And constraining expenditure.

Plus an aversion to borrowing.

Whilst always seeking to appease City interests.

But the fight that Cummings won with Javid changes all that. Whatever the reason Javid walked (and I strongly suspect that he could neither stomach Cumming's views on policy or face the cliff edge he knows is coming) the superficial reason of his refusal to work under Downing Street control without advisers of his own is important. He held out for the independence of the Treasury and lost. As a result the whole architecture of power in Whitehall has changed. The traditional twin bastions of power in No 10 and No 11 are no longer divided: there is only No 10.

That means that the fights that have for so long characterised, and constrained, governments will not take place.

Equally, the voice of constraint that Brown, for example, used to stop Blair taking us into the euro (which I have no doubt he would have done) no longer exists.

What is the consequence? I genuinely do not know. It is possible that nothing will change. But such fights do not happen with that outcome. So it seems extremely unlikely that this will be the case.

Instead we face a whole new politics. I have seen someone call it National Conservatism. I think that choice was deliberate. This is about using the power of the state, without limit, to suit the audience for the new populism.

Many aspects of this, from increased taxes, to substantial new borrowing, to significant spending on infrastructure, will look very like policies Labour might have pursued. Economics policy will appear to be liberal.

But that will be done to secure support for the most regressive and even oppressive of social policy agendas. This will be very far from the policy agenda of Labour.

The Treasury view would object to this use of its powers.

But the Treasury view is no more.

National Conservatism is in power.

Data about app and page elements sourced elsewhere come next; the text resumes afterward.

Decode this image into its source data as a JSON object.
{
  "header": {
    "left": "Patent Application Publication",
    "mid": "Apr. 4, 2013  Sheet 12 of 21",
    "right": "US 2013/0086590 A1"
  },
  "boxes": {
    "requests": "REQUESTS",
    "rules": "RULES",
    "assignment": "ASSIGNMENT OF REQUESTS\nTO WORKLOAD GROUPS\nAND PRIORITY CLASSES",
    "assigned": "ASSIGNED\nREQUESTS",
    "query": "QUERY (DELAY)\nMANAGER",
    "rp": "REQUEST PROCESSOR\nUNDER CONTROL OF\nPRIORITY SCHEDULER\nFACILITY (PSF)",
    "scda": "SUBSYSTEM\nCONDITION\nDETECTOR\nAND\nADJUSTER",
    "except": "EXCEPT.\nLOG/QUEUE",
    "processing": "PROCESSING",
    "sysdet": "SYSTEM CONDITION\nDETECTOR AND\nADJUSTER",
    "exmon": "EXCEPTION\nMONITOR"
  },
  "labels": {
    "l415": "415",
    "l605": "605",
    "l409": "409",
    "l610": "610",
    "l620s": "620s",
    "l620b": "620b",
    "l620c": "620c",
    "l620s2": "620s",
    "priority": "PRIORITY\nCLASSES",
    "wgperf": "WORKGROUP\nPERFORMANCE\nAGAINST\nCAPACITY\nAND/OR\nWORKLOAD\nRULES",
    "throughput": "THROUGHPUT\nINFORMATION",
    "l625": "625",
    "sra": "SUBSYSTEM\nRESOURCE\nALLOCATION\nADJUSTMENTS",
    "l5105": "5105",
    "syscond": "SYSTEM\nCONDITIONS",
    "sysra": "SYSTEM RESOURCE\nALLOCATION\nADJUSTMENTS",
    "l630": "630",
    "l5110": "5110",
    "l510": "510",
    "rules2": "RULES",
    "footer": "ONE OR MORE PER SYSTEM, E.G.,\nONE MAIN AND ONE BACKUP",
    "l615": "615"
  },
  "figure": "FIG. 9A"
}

And whilst I had no love for the Treasury view, because it was profoundly misplaced on a great many issues, this alternative is very much worse.

Today is a dark day for UK politics, I suggest.